Temple Israel of Boston

Information about this center is no longer updated. This data was last updated on 25 September 2018.

Phone: 617-566-3960
Email: info@tisrael.org
Website: http://www.tisrael.org/
History Now the largest Reform congregation in New England, Adath Israel was founded in the 1854 by twenty-five Jewish families of German origin who separated from Temple Ohabei Shalom, Boston's first synagogue. In addition to the congregation’s size and urban location, Temple Israel is known for its innovation and diversity. Description Housed in an impressively large building, the temple's leaders make a conscious effort to evoke feelings of a smaller community. The main sanctuary, which is large enough to accommodate 1000 people, uses colorful cloth dividers to enclose the front section and to create a sense of a smaller room for weekly services. Additionally, there is a much smaller space in the basement called the Robert Lloyd Chapel. This chapel shares a similar style with the upper sanctuary but is smaller and more intimate. Temple Israel's facilities include a sanctuary, chapel, atrium, social hall, religious school, preschool, library, conference rooms, offices, and an outdoor terrace. While Temple Israel’s Hebrew School can only accommodate members’ children, the synagogue offers adult education classes that are open to the public.

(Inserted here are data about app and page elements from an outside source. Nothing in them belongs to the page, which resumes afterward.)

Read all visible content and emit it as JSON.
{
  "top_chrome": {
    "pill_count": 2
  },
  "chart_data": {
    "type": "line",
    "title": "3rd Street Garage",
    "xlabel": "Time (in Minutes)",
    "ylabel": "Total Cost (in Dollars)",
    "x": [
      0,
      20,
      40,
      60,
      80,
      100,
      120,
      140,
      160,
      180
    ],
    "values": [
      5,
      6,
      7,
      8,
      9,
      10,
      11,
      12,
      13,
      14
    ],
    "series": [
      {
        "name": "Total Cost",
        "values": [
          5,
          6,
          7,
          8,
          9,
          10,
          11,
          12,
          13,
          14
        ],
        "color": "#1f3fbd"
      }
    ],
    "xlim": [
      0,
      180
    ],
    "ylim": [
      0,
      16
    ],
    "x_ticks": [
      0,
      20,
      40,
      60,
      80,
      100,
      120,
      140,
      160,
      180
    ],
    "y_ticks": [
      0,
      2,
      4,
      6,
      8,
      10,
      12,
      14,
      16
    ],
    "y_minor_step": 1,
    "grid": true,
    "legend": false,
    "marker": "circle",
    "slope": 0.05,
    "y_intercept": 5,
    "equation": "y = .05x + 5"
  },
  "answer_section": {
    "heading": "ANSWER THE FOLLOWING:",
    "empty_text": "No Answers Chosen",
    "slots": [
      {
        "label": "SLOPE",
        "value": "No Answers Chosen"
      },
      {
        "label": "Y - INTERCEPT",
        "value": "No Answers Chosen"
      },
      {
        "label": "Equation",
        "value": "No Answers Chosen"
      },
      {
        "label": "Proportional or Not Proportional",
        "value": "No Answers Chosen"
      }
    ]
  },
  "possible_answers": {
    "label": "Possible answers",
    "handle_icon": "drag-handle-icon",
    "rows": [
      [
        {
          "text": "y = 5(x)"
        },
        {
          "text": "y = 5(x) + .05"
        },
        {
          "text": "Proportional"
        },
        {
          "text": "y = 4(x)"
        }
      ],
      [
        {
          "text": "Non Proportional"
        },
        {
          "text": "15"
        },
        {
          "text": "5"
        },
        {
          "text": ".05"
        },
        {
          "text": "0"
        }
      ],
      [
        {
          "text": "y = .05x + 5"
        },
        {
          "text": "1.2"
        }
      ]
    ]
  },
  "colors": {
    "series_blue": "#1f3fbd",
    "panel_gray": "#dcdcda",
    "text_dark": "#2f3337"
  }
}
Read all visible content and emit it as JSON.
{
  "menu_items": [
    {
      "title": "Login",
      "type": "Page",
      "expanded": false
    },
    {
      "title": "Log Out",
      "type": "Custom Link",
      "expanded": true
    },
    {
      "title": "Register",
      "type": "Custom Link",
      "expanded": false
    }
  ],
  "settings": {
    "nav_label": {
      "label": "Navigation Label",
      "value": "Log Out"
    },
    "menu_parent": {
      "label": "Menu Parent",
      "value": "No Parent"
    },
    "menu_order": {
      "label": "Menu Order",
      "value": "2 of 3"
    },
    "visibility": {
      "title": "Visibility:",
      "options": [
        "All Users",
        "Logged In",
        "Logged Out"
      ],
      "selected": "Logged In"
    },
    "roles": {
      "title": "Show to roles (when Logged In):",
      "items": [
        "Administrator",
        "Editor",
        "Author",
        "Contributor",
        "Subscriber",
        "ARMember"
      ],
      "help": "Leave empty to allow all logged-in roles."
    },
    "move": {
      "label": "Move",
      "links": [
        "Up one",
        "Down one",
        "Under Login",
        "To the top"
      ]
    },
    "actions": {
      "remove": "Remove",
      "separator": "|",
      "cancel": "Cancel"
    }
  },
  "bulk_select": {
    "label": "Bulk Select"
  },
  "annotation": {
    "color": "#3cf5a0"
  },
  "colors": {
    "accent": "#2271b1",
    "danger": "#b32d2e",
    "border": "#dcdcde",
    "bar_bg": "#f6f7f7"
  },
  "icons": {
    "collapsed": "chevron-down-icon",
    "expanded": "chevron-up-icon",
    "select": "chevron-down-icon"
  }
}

Services are signed for the hearing impaired monthly, on High Holidays, and at the Passover seder. Activities and Schedule Services are conducted in both Hebrew and English and are characterized by an atmosphere of inclusiveness, with members of both sexes and all age groups actively participating. There are both Friday night and Saturday morning shabbat services. The Friday night service draws the most people and is kid-friendly. Typically between 200-250 people attend the Friday night service. On Saturday mornings, there are usually two services (both led by rabbis): the service in the sanctuary occurs when a Bar or Bat Mitzvah is scheduled; a more adult-oriented service with an extended text study takes place in a smaller reading room. In addition, there is a weekday, lay-led minyan (a word used to refer to daily prayer services, it literally means a quorum of 10 Jews that is traditionally required for services). Temple Israel’s commitment to study is clear through its dynamic preschool, religious school, youth groups, and educational opportunities for adults. Their learning initiatives include the Center for Adult Jewish Learning and Tent, their teen learning community. Temple Israel also uses “affinity groups” to help people connect with others that share their interests. For example, there is an initiative called the Riverway Project, that helps local young adults connect with one another and with Judaism, neighborhood groups for members in their 50s and 60s who gather every few weeks at one another’s homes, and a group of interfaith families who get together to study, discuss, and socialize. The Riverway Project for 20s & 30s has started to expand to Cambridge and Somerville, introducing new programs such as the 'bridge', an innovation started in June 2017. It is designed to offer a Riverway Project Shabbat experience for the burgeoning Riverway Project community who live on the Red Line and with about 65 pre-registered attendees, connections are formed in a more intimate setting. It includes an evening of music, reflection, prayer, and connection, followed by Shabbat dinner and drinks. Moreover, Temple Israel has a very active social justice effort called TIkkun Central that acts as an umbrella for all justice and compassion activities at Temple Israel. Some key subgroups of TIkkun Central include TI Cares, Racial Justice Initiative, and Green Team. Green Team, launched in 2015, is group of congregants, clergy, and staff committed to mitigating the effects of climate change and making climate justice and preservation of the Earth core values of Temple Israel. The have taken on a campaign to earn the Energy Shield, a certification conferred upon green congregations by GreenFaith, a national environmental organization that works closely with the Religious Action Center (RAC). Temple Israel will be the first congregation in New England to earn the credential. Leadership Such a large congregation calls for great leadership, and Temple Israel rises to the challenge by employing multiple clergy members. The rabbis share responsibilities and also have one or two areas of focus within the community. In 2016, Rabbi Elaine Zecher became Temple Israel's Senior Rabbi. Rabbi Zecher is the first female Senior Rabbi in their 164 year history. Affiliation with Other Communities/Organizations Adath Israel holds some classes in partnership with the Union of Reform Judaism. In addition, the community is involved in the Greater Boston Interfaith OrganizationThe Village for Families with Young Children is a collaborative effort between Temple Israel, the Frances Jacobson Early Childhood Center (FJECC) and Combined Jewish Philanthropies (CJP) to engage families with kids ages 0-5 in the Boston area in Jewish life through Jewish holiday celebrations, parenting groups, story times, and weekly drop-in meetups.